Monday 02.04.2013 | 10:23 AM EDT
Music geeks are obsessive catalogers. Their enjoyment of music is not limited to the recording itself, but to the metadata associated with one’s collection. The digital age makes that data readily accessible (if the geek is obsessive enough to tag his tracks with complete, accurate information). Digital music libraries like iTunes allow one to quickly glimpse a variety of data sets that heighten musical enjoyment. How many albums do I own? How many artists represent that number? What year did a particular album come out? Numbers give the music geek both a road map to his/her collection and a sense of the historical perspective the collection represents.
I am a music geek. I revel in the huge collection of music I’ve amassed over the past 30 years. And, with the help of iTunes, I routinely sort, filter and catalogue my collection by almost any criteria I could want. I can quickly refine my choices to find just the right record to listen to for any given mood or occasion. But on Feb 7, 2011 something happened that put a virtual stop to my digital musical consumption. I caught the vinyl bug.
I purchased a Pro-ject Debut III Turntable and, with the fervor of a fanatic, began acquiring used, new and re-issued vinyl by the scores. Week after week, empty LP cartons stacked up outside my door while upstairs in my office the number of precious pieces of finely-grooved plastic grew at an alarming rate. I was hooked.
But my obsession eventually ran beyond just the consumption of vinyl. I jonesed for the metadata, you see. How many records had I acquired in the past 2 years? Where was my road map? I began toying with the idea of arranging my collection by decade (genre being a category that is too often blurry and subjective). This would give me at least one precious piece of information that could help me in selecting what to listen to when I was in the mood for, say, romantic pop with a penchant for keyboards. To the 80′s bin, Robin! And I began to wonder: Hmmm… how well is each decade represented by my collection?
I mentioned this whimsical musing to Rachel on several occasions. Each time, my extremely good-tempered wife-to-be answered with a cringing retort: I am not spending hours helping you shuffle pieces of vinyl around your office. And besides, I’ll never be able to find anything! So I gave up the dream. For the moment. Until one morning, as we lay in bed on a cold Brooklyn Saturday morning, I mentioned my irrepressible desire once again. This time, she formulated an interesting alternative: Why don’t you instead create an index of all your records, listed by decade? Brilliant! Create my own set of metadata the old fashioned way. By hand. Sort of. Will you help me, I pleaded? I was excited by the idea for reasons beyond anything a rational middle-aged man should ponder. But, with an air of peculiar excitement of her own, Rachel agreed to help. You see, she’s a geek too. A spreadsheet geek.

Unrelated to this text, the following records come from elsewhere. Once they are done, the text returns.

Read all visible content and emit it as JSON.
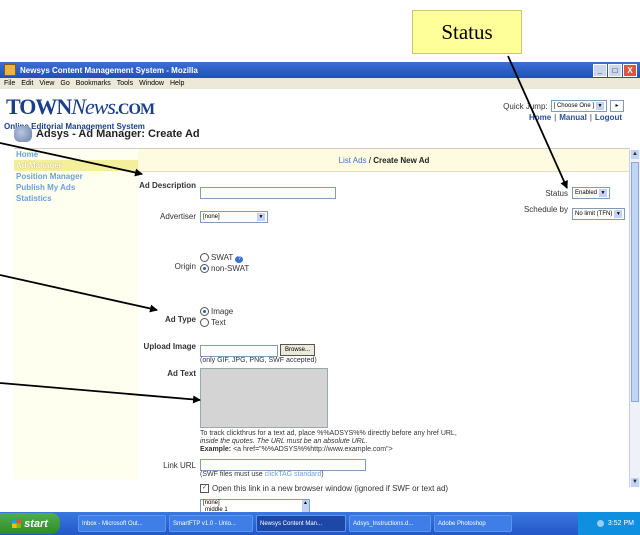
{
  "callout": {
    "label": "Status"
  },
  "window": {
    "title": "Newsys Content Management System - Mozilla",
    "menu": [
      "File",
      "Edit",
      "View",
      "Go",
      "Bookmarks",
      "Tools",
      "Window",
      "Help"
    ],
    "controls": {
      "minimize": "_",
      "maximize": "□",
      "close": "X"
    }
  },
  "header": {
    "logo_main": "TOWN",
    "logo_news": "News",
    "logo_com": ".COM",
    "subtitle": "Online Editorial Management System",
    "quick_jump_label": "Quick Jump:",
    "quick_jump_value": "[ Choose One ]",
    "links": [
      "Home",
      "Manual",
      "Logout"
    ]
  },
  "module": {
    "title": "Adsys - Ad Manager: Create Ad"
  },
  "sidebar": {
    "items": [
      {
        "label": "Home",
        "active": false
      },
      {
        "label": "Ad Manager",
        "active": true
      },
      {
        "label": "Position Manager",
        "active": false
      },
      {
        "label": "Publish My Ads",
        "active": false
      },
      {
        "label": "Statistics",
        "active": false
      }
    ]
  },
  "breadcrumb": {
    "link": "List Ads",
    "separator": " / ",
    "current": "Create New Ad"
  },
  "form": {
    "ad_description_label": "Ad Description",
    "ad_description_value": "",
    "advertiser_label": "Advertiser",
    "advertiser_value": "[none]",
    "origin_label": "Origin",
    "origin_options": [
      "SWAT",
      "non-SWAT"
    ],
    "origin_selected": "non-SWAT",
    "ad_type_label": "Ad Type",
    "ad_type_options": [
      "Image",
      "Text"
    ],
    "ad_type_selected": "Image",
    "upload_label": "Upload Image",
    "browse_label": "Browse...",
    "upload_hint": "(only GIF, JPG, PNG, SWF accepted)",
    "ad_text_label": "Ad Text",
    "help_line1": "To track clickthrus for a text ad, place %%ADSYS%% directly before any href URL,",
    "help_line2": "inside the quotes. The URL must be an absolute URL.",
    "help_example_label": "Example:",
    "help_example": "<a href=\"%%ADSYS%%http://www.example.com\">",
    "link_url_label": "Link URL",
    "link_url_value": "",
    "swf_hint_prefix": "(SWF files must use ",
    "swf_hint_link": "clickTAG standard",
    "swf_hint_suffix": ")",
    "new_window_label": "Open this link in a new browser window (ignored if SWF or text ad)",
    "new_window_checked": true,
    "position_list": [
      "[none]",
      "middle 1"
    ],
    "status_label": "Status",
    "status_value": "Enabled",
    "schedule_label": "Schedule by",
    "schedule_value": "No limit (TFN)"
  },
  "taskbar": {
    "start": "start",
    "tasks": [
      {
        "label": "Inbox - Microsoft Out...",
        "active": false
      },
      {
        "label": "SmartFTP v1.0 - Unlo...",
        "active": false
      },
      {
        "label": "Newsys Content Man...",
        "active": true
      },
      {
        "label": "Adsys_Instructions.d...",
        "active": false
      },
      {
        "label": "Adobe Photoshop",
        "active": false
      }
    ],
    "clock": "3:52 PM"
  }
}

We hopped out of the warm bed, made some strong coffee and blew off the household chores of laundry and grocery shopping. Instead, Rachel took her position behind the Mac, nimble fingers at the ready, as I knelt beside one of the eight bins of vinyl scattered and stacked around the office. One by one, I pulled each record from it’s alphabetical position and dictated artist, album title and year to my lovely and patient geek at arms. It seemed a formidable task. But we flew through it. In less than 4 hours, we’d created a spreadsheet of all 456 records in my collection. Ah, that number. So satisfying. So frightening in it’s size-to-time ratio. But once the data was properly sorted, the real value of it (to me at least) shone through. I knew exactly how many records I had from each decade since 1920.
I had speculated on the spread as we endeavored in this somewhat ridiculous task. At the end of the day, my speculations proved correct. I am a child of the 80′s. My collection confirmed this. I had by far more records from that decade than any other, followed closely by the 1970′s. The 90′s (the decade dominated by the CD format) were the most anemically represented – many titles were simply not pressed on vinyl during that time. And while the 2010′s represented only 7% of my collection, we are merely two years in to the decade. At the current average rate of growth of 15 records per year, I will theoretically have collected 150 by decade’s end!
Many will exclaim: What a colossal waste of time! And they may be right. But for reasons incomprehensible to the non-geek, it was a great way to kill a cold winter day. Rachel confirms it. This is a truly satisfying collection of data.
View the discography spreadsheet here.
Some have asked, what are the top ten artists in this vinyl collection? We are here to serve:
- The Rolling Stones: 21
- The Beatles: 18
- Bob Dylan: 13
- Rush: 9
- Elvis Costello: 8
- Lou Reed: 8
- U2: 8
- Belle & Sebastian: 7
- The National: 7
- The Smiths: 7
For more interesting (?) statistics on digital music play count, visit my LastFM chart page.